What to do:
The records below are to be duplicated character for character.

Data in this exercise:
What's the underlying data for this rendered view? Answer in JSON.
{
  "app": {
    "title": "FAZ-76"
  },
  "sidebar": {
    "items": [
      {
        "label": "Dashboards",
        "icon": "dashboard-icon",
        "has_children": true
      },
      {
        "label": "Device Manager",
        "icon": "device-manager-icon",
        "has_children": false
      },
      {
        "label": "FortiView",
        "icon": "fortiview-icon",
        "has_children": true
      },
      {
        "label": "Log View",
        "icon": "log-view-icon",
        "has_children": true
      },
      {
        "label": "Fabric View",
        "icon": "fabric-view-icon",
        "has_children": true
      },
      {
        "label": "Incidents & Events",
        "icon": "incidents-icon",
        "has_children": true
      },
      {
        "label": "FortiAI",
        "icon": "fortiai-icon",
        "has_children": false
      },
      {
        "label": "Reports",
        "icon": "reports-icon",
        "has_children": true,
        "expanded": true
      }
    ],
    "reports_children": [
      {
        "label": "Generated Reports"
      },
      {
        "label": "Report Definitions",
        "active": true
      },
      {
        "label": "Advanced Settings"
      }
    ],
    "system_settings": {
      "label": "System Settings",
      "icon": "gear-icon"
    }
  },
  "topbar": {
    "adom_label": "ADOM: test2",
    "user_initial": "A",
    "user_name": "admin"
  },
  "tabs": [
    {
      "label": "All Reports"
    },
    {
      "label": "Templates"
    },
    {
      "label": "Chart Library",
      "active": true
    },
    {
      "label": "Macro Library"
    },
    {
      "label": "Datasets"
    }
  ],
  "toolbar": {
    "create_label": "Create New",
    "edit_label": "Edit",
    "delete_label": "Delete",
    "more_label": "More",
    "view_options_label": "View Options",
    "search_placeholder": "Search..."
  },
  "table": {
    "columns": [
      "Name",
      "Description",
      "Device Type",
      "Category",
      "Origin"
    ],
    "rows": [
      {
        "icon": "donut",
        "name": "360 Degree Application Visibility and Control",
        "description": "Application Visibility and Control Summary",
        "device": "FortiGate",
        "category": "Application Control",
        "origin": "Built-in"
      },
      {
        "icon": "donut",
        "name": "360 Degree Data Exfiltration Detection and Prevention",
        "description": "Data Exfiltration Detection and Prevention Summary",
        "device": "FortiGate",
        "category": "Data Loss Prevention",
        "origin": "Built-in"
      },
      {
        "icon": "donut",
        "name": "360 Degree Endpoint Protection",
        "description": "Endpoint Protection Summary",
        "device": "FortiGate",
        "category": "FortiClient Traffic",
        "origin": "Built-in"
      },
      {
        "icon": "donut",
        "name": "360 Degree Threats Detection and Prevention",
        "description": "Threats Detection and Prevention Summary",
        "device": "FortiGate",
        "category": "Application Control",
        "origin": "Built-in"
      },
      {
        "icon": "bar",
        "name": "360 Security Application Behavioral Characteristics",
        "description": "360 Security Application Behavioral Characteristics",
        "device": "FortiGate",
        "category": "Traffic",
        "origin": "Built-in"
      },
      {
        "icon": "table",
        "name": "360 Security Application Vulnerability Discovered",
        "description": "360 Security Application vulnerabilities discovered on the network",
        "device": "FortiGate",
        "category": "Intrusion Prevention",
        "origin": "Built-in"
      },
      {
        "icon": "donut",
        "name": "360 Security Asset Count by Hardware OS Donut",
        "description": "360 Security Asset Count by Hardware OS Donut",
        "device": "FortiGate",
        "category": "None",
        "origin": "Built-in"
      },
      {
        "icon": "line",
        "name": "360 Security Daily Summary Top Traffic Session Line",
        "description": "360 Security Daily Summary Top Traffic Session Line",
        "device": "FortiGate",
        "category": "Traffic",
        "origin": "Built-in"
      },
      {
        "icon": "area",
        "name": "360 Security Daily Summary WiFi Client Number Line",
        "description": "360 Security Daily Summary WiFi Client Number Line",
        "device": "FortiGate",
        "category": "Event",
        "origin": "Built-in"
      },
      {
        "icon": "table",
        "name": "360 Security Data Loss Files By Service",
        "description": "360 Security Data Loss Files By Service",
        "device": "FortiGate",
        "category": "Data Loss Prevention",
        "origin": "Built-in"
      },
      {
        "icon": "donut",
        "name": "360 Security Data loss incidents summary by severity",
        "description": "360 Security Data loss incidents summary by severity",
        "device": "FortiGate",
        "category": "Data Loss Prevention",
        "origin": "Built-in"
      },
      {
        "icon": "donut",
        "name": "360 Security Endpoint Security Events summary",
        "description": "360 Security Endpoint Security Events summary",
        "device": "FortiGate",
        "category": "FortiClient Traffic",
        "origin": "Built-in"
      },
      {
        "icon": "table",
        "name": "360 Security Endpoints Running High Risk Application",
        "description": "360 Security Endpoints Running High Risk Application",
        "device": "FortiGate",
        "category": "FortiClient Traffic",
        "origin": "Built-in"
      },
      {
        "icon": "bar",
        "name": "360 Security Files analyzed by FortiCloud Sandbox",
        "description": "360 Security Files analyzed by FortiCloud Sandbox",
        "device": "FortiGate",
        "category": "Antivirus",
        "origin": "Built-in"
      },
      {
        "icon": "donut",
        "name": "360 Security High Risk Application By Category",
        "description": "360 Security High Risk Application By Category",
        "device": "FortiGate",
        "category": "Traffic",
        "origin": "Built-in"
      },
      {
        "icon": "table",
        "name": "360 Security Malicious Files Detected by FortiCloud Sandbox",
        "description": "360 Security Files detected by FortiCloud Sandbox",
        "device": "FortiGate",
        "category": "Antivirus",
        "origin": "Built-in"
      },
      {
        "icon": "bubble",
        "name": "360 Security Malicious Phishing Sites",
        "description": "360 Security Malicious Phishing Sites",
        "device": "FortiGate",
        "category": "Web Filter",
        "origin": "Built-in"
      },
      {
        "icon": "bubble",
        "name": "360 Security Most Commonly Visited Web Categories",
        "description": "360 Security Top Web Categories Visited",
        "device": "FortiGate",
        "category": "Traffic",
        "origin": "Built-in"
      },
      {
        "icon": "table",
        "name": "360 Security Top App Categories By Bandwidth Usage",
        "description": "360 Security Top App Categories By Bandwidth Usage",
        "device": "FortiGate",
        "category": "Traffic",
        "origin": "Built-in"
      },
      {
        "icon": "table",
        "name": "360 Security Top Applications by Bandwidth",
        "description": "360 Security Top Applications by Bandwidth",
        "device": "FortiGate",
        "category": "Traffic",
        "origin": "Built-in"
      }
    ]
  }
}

Exercise output:
What's the underlying data for this rendered view? Answer in JSON.
{
  "app": {
    "title": "FAZ-76"
  },
  "sidebar": {
    "items": [
      {
        "label": "Dashboards",
        "icon": "dashboard-icon",
        "has_children": true
      },
      {
        "label": "Device Manager",
        "icon": "device-manager-icon",
        "has_children": false
      },
      {
        "label": "FortiView",
        "icon": "fortiview-icon",
        "has_children": true
      },
      {
        "label": "Log View",
        "icon": "log-view-icon",
        "has_children": true
      },
      {
        "label": "Fabric View",
        "icon": "fabric-view-icon",
        "has_children": true
      },
      {
        "label": "Incidents & Events",
        "icon": "incidents-icon",
        "has_children": true
      },
      {
        "label": "FortiAI",
        "icon": "fortiai-icon",
        "has_children": false
      },
      {
        "label": "Reports",
        "icon": "reports-icon",
        "has_children": true,
        "expanded": true
      }
    ],
    "reports_children": [
      {
        "label": "Generated Reports"
      },
      {
        "label": "Report Definitions",
        "active": true
      },
      {
        "label": "Advanced Settings"
      }
    ],
    "system_settings": {
      "label": "System Settings",
      "icon": "gear-icon"
    }
  },
  "topbar": {
    "adom_label": "ADOM: test2",
    "user_initial": "A",
    "user_name": "admin"
  },
  "tabs": [
    {
      "label": "All Reports"
    },
    {
      "label": "Templates"
    },
    {
      "label": "Chart Library",
      "active": true
    },
    {
      "label": "Macro Library"
    },
    {
      "label": "Datasets"
    }
  ],
  "toolbar": {
    "create_label": "Create New",
    "edit_label": "Edit",
    "delete_label": "Delete",
    "more_label": "More",
    "view_options_label": "View Options",
    "search_placeholder": "Search..."
  },
  "table": {
    "columns": [
      "Name",
      "Description",
      "Device Type",
      "Category",
      "Origin"
    ],
    "rows": [
      {
        "icon": "donut",
        "name": "360 Degree Application Visibility and Control",
        "description": "Application Visibility and Control Summary",
        "device": "FortiGate",
        "category": "Application Control",
        "origin": "Built-in"
      },
      {
        "icon": "donut",
        "name": "360 Degree Data Exfiltration Detection and Prevention",
        "description": "Data Exfiltration Detection and Prevention Summary",
        "device": "FortiGate",
        "category": "Data Loss Prevention",
        "origin": "Built-in"
      },
      {
        "icon": "donut",
        "name": "360 Degree Endpoint Protection",
        "description": "Endpoint Protection Summary",
        "device": "FortiGate",
        "category": "FortiClient Traffic",
        "origin": "Built-in"
      },
      {
        "icon": "donut",
        "name": "360 Degree Threats Detection and Prevention",
        "description": "Threats Detection and Prevention Summary",
        "device": "FortiGate",
        "category": "Application Control",
        "origin": "Built-in"
      },
      {
        "icon": "bar",
        "name": "360 Security Application Behavioral Characteristics",
        "description": "360 Security Application Behavioral Characteristics",
        "device": "FortiGate",
        "category": "Traffic",
        "origin": "Built-in"
      },
      {
        "icon": "table",
        "name": "360 Security Application Vulnerability Discovered",
        "description": "360 Security Application vulnerabilities discovered on the network",
        "device": "FortiGate",
        "category": "Intrusion Prevention",
        "origin": "Built-in"
      },
      {
        "icon": "donut",
        "name": "360 Security Asset Count by Hardware OS Donut",
        "description": "360 Security Asset Count by Hardware OS Donut",
        "device": "FortiGate",
        "category": "None",
        "origin": "Built-in"
      },
      {
        "icon": "line",
        "name": "360 Security Daily Summary Top Traffic Session Line",
        "description": "360 Security Daily Summary Top Traffic Session Line",
        "device": "FortiGate",
        "category": "Traffic",
        "origin": "Built-in"
      },
      {
        "icon": "area",
        "name": "360 Security Daily Summary WiFi Client Number Line",
        "description": "360 Security Daily Summary WiFi Client Number Line",
        "device": "FortiGate",
        "category": "Event",
        "origin": "Built-in"
      },
      {
        "icon": "table",
        "name": "360 Security Data Loss Files By Service",
        "description": "360 Security Data Loss Files By Service",
        "device": "FortiGate",
        "category": "Data Loss Prevention",
        "origin": "Built-in"
      },
      {
        "icon": "donut",
        "name": "360 Security Data loss incidents summary by severity",
        "description": "360 Security Data loss incidents summary by severity",
        "device": "FortiGate",
        "category": "Data Loss Prevention",
        "origin": "Built-in"
      },
      {
        "icon": "donut",
        "name": "360 Security Endpoint Security Events summary",
        "description": "360 Security Endpoint Security Events summary",
        "device": "FortiGate",
        "category": "FortiClient Traffic",
        "origin": "Built-in"
      },
      {
        "icon": "table",
        "name": "360 Security Endpoints Running High Risk Application",
        "description": "360 Security Endpoints Running High Risk Application",
        "device": "FortiGate",
        "category": "FortiClient Traffic",
        "origin": "Built-in"
      },
      {
        "icon": "bar",
        "name": "360 Security Files analyzed by FortiCloud Sandbox",
        "description": "360 Security Files analyzed by FortiCloud Sandbox",
        "device": "FortiGate",
        "category": "Antivirus",
        "origin": "Built-in"
      },
      {
        "icon": "donut",
        "name": "360 Security High Risk Application By Category",
        "description": "360 Security High Risk Application By Category",
        "device": "FortiGate",
        "category": "Traffic",
        "origin": "Built-in"
      },
      {
        "icon": "table",
        "name": "360 Security Malicious Files Detected by FortiCloud Sandbox",
        "description": "360 Security Files detected by FortiCloud Sandbox",
        "device": "FortiGate",
        "category": "Antivirus",
        "origin": "Built-in"
      },
      {
        "icon": "bubble",
        "name": "360 Security Malicious Phishing Sites",
        "description": "360 Security Malicious Phishing Sites",
        "device": "FortiGate",
        "category": "Web Filter",
        "origin": "Built-in"
      },
      {
        "icon": "bubble",
        "name": "360 Security Most Commonly Visited Web Categories",
        "description": "360 Security Top Web Categories Visited",
        "device": "FortiGate",
        "category": "Traffic",
        "origin": "Built-in"
      },
      {
        "icon": "table",
        "name": "360 Security Top App Categories By Bandwidth Usage",
        "description": "360 Security Top App Categories By Bandwidth Usage",
        "device": "FortiGate",
        "category": "Traffic",
        "origin": "Built-in"
      },
      {
        "icon": "table",
        "name": "360 Security Top Applications by Bandwidth",
        "description": "360 Security Top Applications by Bandwidth",
        "device": "FortiGate",
        "category": "Traffic",
        "origin": "Built-in"
      }
    ]
  }
}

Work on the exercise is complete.